→ **Task brief**
Show each line of the records in which the word "final" occurs.

-------- Input

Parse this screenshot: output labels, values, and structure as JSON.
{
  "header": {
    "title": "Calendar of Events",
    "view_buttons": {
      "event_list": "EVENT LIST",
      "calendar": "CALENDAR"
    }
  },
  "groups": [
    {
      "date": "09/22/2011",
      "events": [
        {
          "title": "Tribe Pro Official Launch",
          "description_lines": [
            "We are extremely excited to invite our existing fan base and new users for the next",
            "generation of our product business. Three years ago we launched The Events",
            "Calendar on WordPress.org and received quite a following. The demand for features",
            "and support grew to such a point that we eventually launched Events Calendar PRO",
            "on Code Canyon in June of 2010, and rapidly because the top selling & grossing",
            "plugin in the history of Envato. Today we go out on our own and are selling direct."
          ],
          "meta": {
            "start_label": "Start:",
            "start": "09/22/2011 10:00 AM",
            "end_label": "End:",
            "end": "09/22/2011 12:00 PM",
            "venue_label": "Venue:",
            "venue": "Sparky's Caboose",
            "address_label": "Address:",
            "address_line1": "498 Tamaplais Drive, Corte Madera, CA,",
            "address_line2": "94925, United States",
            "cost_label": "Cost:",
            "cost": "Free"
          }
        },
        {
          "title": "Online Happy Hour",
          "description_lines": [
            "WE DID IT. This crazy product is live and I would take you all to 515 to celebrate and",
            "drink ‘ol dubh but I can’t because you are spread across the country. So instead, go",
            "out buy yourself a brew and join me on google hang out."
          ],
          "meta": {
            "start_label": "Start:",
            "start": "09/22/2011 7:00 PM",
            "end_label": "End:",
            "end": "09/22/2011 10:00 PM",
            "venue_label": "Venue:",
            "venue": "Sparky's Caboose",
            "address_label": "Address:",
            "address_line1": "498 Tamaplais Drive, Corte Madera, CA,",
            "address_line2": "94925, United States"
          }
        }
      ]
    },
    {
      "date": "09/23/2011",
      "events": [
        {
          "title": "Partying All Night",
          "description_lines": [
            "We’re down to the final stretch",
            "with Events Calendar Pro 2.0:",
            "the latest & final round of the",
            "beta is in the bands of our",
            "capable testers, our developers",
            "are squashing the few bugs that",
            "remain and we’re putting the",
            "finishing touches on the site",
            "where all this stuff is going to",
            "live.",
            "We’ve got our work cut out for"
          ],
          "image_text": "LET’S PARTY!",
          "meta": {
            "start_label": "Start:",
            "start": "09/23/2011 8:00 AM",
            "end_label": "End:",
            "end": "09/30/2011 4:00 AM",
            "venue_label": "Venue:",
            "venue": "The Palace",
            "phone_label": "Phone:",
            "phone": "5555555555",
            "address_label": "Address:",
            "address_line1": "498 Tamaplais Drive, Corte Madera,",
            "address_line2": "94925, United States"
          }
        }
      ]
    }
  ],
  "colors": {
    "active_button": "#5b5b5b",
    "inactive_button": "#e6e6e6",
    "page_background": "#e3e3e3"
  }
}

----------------

→ **Answer section**
            "We’re down to the final stretch",
            "the latest & final round of the",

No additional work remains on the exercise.